The message from all these responses is clear, “I get you. I feel the same way too. I am not coping with this industrialisation of Medicine.” The article has triggered a universal emotion that many health care workers feel about the state of their vocation. I hope it has catalysed an awareness of this issue in medical institutions where you are.
Now that the Dark Side has Awoken, can we talk about this openly? If you are a Health Administrator, can you please listen to your Clinicians (that includes physiotherapists, audiologists, speech pathologists, Ambulance officers, etc) on the frontlines? We don’t need more programs, initiatives, directives, protocols, videos to watch or numbers to call. We know that those kind of help are available. We need workplace morale to be lifted. If you’re not going to start at the top, we are going to start from the bottom. Elevating workplace morale does not have to be expensive or prescriptive. It can be creative.

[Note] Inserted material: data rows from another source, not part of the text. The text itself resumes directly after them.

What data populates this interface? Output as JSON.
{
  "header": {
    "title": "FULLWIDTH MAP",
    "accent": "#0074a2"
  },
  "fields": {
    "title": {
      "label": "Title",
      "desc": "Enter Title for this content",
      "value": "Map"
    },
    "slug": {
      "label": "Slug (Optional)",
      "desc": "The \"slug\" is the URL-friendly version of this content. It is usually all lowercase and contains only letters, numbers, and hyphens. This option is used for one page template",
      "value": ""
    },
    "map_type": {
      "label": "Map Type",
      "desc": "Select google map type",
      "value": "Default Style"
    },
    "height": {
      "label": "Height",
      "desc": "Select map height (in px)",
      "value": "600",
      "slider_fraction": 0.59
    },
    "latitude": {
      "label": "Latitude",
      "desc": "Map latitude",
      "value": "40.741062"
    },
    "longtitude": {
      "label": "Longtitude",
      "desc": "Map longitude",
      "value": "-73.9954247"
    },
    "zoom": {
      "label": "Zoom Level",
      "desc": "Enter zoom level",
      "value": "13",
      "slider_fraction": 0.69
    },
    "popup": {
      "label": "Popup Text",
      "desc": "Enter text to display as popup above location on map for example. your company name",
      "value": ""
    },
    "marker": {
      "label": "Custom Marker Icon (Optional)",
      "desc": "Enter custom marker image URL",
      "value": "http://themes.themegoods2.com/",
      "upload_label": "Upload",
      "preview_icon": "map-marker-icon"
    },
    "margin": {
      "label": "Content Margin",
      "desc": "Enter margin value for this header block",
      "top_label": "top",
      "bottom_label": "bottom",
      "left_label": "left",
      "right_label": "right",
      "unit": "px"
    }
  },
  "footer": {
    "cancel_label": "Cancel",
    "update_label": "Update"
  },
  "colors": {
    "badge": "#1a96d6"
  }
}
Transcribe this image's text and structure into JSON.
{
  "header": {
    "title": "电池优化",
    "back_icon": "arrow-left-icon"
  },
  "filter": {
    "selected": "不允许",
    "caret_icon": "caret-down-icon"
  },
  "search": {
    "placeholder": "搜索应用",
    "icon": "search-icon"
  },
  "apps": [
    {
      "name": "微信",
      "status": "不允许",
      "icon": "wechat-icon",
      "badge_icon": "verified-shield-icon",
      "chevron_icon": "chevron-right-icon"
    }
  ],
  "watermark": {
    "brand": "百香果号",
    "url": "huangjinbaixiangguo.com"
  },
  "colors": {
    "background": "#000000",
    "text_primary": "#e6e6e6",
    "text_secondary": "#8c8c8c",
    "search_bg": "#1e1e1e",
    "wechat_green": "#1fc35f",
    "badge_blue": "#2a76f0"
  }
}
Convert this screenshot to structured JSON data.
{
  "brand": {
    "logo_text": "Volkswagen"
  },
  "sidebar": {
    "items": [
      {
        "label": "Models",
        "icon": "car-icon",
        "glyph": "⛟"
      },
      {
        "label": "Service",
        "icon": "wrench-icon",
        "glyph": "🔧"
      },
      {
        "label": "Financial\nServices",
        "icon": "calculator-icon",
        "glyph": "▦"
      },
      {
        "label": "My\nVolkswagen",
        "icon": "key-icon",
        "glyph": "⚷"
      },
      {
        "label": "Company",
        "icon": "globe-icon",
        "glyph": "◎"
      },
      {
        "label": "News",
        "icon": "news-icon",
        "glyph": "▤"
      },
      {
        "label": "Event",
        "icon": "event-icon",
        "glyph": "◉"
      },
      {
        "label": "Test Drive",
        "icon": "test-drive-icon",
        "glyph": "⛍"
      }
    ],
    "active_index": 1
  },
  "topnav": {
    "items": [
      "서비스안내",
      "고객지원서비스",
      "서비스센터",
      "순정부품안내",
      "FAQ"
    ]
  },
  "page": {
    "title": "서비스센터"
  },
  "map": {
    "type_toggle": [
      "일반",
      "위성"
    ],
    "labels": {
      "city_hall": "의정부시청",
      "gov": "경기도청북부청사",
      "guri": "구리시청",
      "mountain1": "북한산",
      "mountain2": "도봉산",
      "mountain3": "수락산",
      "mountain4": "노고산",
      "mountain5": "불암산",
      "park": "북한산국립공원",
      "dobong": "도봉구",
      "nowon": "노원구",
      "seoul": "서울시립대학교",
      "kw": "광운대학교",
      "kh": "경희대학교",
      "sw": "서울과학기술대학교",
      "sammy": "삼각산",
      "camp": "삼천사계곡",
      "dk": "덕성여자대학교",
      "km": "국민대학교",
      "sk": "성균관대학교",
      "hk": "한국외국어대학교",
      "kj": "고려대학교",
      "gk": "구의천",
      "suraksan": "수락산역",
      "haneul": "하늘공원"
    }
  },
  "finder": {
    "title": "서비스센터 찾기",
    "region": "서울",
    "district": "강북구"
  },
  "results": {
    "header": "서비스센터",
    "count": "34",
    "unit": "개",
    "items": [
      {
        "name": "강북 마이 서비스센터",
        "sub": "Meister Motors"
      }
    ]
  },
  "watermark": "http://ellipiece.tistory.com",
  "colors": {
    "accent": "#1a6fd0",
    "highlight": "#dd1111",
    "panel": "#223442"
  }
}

If you’re a health institution or health administrator or health leader in anyway, be courageous enough to tackle this elephant in your institution. Be courageous enough to champion this issue. You might save the reputation of your institutions, reduce sick leave, improve workplace environment and possibly save some lives.
I have some ideas about what we can do down at the trenches. We don’t need to halt the Industrialisation of Medicine. We can Humanise it. We can inject compassion into this Business of Medicine. We can regain some measure of control, support and meaning in Medicine. For the sake of our patients and the future generations of health care workers, can we please talk about simple, creative, compassionate human solutions to this problem?
Put up some ideas for discussion please.
Dr Eric Levi is an Australian otolaryngologist, ear & nose & throat, head & neck surgeon. This blog was originally published on Dr Levi’s blog.